=== WHAT THE EXERCISE ASKS ===
Please copy each line of the listing that includes the string "this".

"""

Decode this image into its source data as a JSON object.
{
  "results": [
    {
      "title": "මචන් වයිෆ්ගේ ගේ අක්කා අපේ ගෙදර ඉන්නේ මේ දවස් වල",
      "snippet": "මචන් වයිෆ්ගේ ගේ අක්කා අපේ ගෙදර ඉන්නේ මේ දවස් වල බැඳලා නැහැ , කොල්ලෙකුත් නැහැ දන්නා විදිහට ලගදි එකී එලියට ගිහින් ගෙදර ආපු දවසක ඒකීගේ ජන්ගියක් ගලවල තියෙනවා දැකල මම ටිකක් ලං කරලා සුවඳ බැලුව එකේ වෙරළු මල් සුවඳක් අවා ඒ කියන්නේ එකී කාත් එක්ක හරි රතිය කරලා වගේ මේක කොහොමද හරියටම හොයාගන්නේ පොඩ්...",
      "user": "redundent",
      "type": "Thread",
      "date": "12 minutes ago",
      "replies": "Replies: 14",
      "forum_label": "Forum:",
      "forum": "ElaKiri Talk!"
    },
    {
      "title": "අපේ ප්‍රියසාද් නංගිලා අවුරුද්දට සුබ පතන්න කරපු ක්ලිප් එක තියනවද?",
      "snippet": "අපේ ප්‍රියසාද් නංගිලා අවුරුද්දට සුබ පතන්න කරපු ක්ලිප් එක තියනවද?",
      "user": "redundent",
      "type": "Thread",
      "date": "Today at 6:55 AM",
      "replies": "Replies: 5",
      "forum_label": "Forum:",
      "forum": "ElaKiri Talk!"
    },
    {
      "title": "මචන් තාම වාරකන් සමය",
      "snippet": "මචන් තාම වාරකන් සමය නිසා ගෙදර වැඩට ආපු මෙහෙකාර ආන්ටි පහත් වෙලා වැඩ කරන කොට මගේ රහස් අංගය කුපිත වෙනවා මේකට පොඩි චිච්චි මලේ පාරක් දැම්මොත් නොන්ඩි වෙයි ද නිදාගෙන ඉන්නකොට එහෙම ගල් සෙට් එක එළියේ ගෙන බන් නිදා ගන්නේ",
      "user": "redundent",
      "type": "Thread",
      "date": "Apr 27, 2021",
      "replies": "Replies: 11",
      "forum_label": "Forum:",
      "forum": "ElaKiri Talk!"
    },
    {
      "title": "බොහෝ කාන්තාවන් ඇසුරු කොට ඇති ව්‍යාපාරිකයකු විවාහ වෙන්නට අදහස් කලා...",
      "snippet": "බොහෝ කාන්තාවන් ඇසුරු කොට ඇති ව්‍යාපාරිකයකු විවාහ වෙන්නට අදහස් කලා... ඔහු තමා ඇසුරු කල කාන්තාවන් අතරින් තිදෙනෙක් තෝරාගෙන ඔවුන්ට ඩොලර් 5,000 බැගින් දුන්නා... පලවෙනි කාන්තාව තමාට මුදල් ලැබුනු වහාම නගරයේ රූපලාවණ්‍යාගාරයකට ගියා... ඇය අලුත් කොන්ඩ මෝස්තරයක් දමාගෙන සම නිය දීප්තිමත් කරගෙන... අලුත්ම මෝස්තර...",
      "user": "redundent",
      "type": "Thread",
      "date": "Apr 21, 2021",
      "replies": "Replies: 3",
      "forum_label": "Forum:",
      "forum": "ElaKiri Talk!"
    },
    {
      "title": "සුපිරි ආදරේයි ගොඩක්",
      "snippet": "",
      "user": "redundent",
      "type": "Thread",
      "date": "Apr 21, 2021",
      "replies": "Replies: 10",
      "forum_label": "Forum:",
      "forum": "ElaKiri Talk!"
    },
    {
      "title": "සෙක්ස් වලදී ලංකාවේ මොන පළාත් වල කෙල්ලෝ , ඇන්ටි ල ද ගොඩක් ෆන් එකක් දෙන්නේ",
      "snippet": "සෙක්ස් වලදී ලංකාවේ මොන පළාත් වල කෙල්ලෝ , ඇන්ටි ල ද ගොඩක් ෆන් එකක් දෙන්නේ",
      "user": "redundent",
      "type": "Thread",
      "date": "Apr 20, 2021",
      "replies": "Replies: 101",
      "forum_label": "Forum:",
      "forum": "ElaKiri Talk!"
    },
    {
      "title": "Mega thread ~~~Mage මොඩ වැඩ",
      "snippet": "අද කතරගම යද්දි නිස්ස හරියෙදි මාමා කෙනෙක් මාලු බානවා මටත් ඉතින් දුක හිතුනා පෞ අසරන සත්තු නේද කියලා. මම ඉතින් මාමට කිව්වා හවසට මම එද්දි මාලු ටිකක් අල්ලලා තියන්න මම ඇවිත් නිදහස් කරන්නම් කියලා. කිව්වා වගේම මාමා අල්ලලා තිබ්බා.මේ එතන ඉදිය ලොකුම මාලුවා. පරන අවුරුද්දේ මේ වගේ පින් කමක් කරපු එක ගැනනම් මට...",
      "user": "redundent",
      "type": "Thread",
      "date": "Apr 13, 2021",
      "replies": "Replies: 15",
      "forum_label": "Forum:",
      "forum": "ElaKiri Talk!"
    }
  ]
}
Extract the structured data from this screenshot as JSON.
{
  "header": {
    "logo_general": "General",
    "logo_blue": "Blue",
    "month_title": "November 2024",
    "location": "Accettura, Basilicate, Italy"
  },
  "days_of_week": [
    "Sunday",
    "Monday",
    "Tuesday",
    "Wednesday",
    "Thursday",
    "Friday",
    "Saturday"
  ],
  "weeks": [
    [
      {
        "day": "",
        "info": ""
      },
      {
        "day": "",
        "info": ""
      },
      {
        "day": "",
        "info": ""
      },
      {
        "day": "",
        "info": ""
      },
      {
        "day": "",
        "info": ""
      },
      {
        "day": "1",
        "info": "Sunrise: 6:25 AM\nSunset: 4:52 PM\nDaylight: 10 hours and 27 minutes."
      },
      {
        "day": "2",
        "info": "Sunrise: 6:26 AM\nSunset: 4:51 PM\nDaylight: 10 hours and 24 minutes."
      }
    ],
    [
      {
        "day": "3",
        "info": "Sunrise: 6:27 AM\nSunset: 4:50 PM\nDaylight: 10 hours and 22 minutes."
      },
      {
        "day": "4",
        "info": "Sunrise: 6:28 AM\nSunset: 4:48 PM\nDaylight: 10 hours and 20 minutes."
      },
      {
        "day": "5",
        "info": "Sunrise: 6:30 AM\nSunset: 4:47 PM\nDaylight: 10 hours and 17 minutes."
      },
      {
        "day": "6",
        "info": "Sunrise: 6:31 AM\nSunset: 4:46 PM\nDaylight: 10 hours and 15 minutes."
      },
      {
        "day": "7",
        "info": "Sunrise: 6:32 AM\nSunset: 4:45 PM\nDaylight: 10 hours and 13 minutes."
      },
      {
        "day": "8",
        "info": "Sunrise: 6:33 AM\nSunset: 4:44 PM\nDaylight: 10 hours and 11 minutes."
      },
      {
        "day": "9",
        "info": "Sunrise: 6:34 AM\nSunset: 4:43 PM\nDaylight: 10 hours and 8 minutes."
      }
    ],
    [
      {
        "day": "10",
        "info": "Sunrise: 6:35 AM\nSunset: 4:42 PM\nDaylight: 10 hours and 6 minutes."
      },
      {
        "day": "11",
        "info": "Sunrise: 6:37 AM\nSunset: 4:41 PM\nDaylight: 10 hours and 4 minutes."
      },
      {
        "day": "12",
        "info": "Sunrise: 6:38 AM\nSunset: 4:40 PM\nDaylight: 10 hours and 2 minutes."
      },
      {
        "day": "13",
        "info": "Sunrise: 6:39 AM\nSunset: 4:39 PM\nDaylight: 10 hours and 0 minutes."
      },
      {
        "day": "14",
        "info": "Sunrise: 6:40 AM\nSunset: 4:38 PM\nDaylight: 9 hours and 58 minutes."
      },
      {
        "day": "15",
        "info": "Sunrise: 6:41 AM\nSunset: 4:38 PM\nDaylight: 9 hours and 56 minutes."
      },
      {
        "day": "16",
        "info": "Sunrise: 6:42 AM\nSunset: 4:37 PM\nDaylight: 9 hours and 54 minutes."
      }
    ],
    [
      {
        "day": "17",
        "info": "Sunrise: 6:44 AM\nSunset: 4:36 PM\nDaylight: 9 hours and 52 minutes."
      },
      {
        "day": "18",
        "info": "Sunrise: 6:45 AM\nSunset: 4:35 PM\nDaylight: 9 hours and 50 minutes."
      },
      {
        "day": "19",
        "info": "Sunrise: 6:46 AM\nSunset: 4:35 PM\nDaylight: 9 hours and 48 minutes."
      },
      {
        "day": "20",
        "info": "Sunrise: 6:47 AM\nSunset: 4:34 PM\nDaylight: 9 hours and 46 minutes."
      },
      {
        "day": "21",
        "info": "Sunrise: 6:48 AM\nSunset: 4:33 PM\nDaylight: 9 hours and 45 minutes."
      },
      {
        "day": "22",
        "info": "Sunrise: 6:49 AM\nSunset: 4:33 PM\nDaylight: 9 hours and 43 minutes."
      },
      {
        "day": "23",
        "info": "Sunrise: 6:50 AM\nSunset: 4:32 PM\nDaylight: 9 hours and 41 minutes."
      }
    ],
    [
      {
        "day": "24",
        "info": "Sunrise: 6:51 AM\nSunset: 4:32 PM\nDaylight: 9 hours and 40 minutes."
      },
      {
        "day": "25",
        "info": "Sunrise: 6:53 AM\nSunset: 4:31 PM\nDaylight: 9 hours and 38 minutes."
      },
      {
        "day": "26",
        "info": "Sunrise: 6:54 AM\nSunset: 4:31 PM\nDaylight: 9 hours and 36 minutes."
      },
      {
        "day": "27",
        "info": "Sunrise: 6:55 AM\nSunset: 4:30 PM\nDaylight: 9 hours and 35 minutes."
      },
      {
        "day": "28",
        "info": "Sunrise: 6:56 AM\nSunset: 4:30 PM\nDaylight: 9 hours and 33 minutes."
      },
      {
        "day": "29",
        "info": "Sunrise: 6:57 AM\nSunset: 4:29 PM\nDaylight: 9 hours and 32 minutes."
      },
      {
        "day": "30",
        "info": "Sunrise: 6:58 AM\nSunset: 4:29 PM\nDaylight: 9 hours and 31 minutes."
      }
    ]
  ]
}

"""

=== YOUR RESPONSE ===
Decode this image into its source data as a JSON object.
Extract the structured data from this screenshot as JSON.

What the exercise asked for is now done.